With equal parts excitement and sadness, I am re-embarking on my teaching career and will be mostly absent from the bookstore during the school year. For others in the same career field, I am recommending some education books I have found indispensable.

The First-Year Teacher's Survival Guide by Julia G. Thompson has been my #1 reference since my 1st year of teaching 5 years ago. With over 400 pages of advice, tips, tricks, strategies from getting organized to delivering quality instruction it's a necessity for teachers with any level of experience. I am going to pick up my personal copy to refresh my memory here in the next couple of weeks.

My next favorite book is How to Talk so Kids Will Listen and Listen So Kids Will Talk. It's actually more of a parenting book but there is a How to Teach copy as well (I just haven't read it). It describes ways to instill responsibility in kids just by changing from an "I told you so" approach to a "Hmmm, that's a bummer" approach which allows kids to think about their mistakes and make their own changes. I have found the change in language is very easy and fairly intuitive yet still takes practice to....practice, especially if you didn't grow up with parents who exclusively used the language.
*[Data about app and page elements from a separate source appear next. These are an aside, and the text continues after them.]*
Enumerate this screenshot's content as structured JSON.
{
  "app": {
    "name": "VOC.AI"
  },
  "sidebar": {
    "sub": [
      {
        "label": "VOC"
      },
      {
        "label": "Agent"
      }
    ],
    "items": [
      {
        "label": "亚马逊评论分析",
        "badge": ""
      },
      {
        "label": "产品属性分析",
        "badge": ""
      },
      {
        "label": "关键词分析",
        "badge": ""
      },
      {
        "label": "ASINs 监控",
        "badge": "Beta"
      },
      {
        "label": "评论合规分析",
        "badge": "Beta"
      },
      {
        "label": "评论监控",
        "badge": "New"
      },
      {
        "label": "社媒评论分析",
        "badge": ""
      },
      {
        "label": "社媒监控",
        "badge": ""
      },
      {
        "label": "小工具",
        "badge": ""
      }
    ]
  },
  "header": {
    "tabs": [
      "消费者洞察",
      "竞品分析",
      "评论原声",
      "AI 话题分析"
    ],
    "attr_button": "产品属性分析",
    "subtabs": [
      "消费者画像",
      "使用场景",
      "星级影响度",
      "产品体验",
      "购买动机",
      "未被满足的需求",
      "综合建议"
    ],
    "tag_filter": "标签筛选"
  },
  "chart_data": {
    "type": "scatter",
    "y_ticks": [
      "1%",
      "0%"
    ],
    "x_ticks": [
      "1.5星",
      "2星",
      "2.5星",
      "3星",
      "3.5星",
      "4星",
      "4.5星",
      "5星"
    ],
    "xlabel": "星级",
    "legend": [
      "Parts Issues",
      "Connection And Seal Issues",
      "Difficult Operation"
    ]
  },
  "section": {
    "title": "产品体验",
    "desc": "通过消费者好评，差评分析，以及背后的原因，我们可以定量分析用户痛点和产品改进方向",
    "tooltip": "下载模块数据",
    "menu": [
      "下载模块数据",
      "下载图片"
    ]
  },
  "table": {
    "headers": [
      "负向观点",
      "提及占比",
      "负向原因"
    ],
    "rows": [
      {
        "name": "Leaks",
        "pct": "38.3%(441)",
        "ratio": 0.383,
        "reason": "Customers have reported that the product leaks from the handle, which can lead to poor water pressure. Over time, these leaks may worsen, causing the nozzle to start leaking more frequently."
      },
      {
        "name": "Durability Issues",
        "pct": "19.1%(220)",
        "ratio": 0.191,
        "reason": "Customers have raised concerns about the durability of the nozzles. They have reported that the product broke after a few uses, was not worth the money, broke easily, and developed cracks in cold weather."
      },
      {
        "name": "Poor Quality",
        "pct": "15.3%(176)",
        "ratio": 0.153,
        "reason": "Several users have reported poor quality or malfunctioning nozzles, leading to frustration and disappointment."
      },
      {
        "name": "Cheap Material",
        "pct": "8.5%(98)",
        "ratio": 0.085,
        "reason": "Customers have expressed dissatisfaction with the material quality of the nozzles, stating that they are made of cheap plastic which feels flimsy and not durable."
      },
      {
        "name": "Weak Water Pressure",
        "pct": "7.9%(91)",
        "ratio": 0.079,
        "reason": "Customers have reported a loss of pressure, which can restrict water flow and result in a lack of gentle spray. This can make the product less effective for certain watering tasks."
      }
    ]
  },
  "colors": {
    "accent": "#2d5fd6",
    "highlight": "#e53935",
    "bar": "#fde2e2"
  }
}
Fred Jones Tools for Teaching: Discipline, Instruction, Motivation (ISBN:9780965026321) is another fantastic title with very practical tips and tricks to maintain a structured, effective classroom. The concepts are simple but profound, easy to execute, and will help immensely with building relationships with students and increasing student achievement. This is a must-have.

Good luck to all of you who are affected by the start of school. Please remind yourselves to be especially watchful on your bicycle with the influx of non-Fort Collins drivers as well. Happy studying!

Wednesday, August 5, 2009

Biblio apnea

Throughout my life I've been a chronic sufferer of biblio apnea. Yes, this is a condition I just made up, but that doesn't take away from how serious it is. Biblio apnea is defined (by me, just now) as an inability to focus on any book in particular, usually striking bibliophiles hardest. Possible signs of Biblioapnea include: increase in library fines, book collection growth at an usually increased rate, restlessness, panic attacks, irritation, headaches, lower back pain.

Yes, I suffer. I know these symptoms well and I've been carrying this burden for years. It usually strikes hardest toward the end of summer. In a panicked rush, I realize that there are only three precious weeks left until the next semester begins. This is three weeks without required reading, three weeks to read exactly what I want at the pace I want, without any other texts lingering over me. In these last moments before school, my panic freezes me and I end up finishing no book at all.

In the past week and a half I have started reading five novels. I am yet to even reach the halfway mark in one of them. Just before a story begins to evolve, I pick up another and let one slip by.

Although I know my condition is not terminal, I fear it will follow me for the rest of my life. I bravely continue onward, in the hope that one day might bring a cure. Until then I must struggle forward and I can again finish book. Anyone interested in starting a support group, call me.